Data to examine:
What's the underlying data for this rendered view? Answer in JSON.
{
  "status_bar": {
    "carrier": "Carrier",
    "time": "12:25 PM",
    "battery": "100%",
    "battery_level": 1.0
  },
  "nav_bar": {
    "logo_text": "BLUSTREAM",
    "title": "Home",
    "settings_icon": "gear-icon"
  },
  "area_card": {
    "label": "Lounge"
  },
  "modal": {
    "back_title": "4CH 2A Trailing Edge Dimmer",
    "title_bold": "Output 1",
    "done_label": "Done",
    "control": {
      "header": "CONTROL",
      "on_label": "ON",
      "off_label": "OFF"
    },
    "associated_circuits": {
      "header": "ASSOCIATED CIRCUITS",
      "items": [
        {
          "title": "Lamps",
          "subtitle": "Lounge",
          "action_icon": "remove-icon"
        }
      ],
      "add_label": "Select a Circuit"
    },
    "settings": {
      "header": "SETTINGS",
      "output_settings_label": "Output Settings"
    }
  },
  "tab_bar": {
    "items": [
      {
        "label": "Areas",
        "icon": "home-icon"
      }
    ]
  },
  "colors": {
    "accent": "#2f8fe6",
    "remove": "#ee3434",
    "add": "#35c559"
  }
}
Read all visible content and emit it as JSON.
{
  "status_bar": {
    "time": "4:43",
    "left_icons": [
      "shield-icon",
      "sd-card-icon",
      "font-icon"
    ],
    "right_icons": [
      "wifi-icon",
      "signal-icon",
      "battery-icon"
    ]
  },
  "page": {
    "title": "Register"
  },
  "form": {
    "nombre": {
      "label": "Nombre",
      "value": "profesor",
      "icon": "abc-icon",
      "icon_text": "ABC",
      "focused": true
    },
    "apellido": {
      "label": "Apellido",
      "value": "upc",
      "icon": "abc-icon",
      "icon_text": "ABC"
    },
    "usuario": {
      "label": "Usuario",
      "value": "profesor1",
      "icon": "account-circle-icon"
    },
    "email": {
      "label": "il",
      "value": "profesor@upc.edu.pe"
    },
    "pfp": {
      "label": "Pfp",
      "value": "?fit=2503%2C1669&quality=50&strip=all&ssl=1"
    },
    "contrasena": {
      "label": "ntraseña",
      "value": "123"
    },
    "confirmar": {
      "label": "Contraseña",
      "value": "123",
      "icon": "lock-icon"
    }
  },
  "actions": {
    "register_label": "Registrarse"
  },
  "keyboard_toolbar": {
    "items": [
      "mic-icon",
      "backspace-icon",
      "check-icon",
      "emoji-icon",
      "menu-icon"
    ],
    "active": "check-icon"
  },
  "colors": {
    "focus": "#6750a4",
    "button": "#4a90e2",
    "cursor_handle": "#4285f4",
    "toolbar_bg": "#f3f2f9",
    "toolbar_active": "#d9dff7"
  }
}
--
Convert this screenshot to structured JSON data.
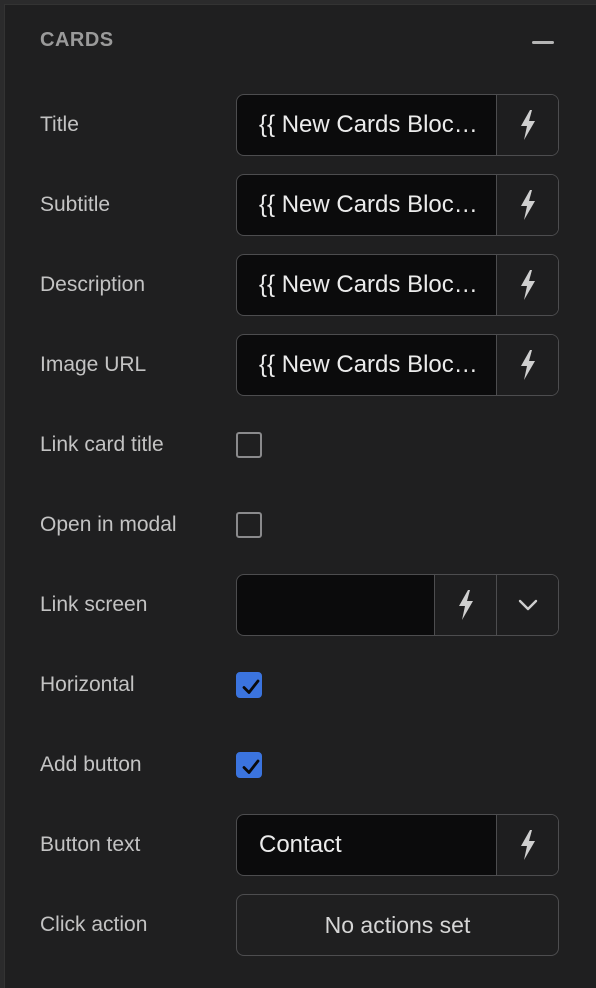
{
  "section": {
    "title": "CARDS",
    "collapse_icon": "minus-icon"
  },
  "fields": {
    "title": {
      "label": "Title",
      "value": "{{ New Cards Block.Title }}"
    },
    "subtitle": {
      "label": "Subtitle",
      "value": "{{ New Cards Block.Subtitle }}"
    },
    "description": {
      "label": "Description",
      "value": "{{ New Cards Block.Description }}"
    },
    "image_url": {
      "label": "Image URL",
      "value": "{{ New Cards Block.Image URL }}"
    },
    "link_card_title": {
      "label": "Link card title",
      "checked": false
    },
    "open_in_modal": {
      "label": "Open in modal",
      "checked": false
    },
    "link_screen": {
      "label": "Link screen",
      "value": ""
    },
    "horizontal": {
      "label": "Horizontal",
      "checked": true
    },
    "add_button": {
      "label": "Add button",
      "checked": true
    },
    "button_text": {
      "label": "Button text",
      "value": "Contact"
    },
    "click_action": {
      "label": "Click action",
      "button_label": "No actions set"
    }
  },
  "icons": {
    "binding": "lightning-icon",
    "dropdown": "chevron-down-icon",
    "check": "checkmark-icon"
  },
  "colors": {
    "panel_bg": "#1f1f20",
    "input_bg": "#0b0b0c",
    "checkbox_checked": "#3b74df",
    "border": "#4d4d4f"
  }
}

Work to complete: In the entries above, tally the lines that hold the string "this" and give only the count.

Result: 2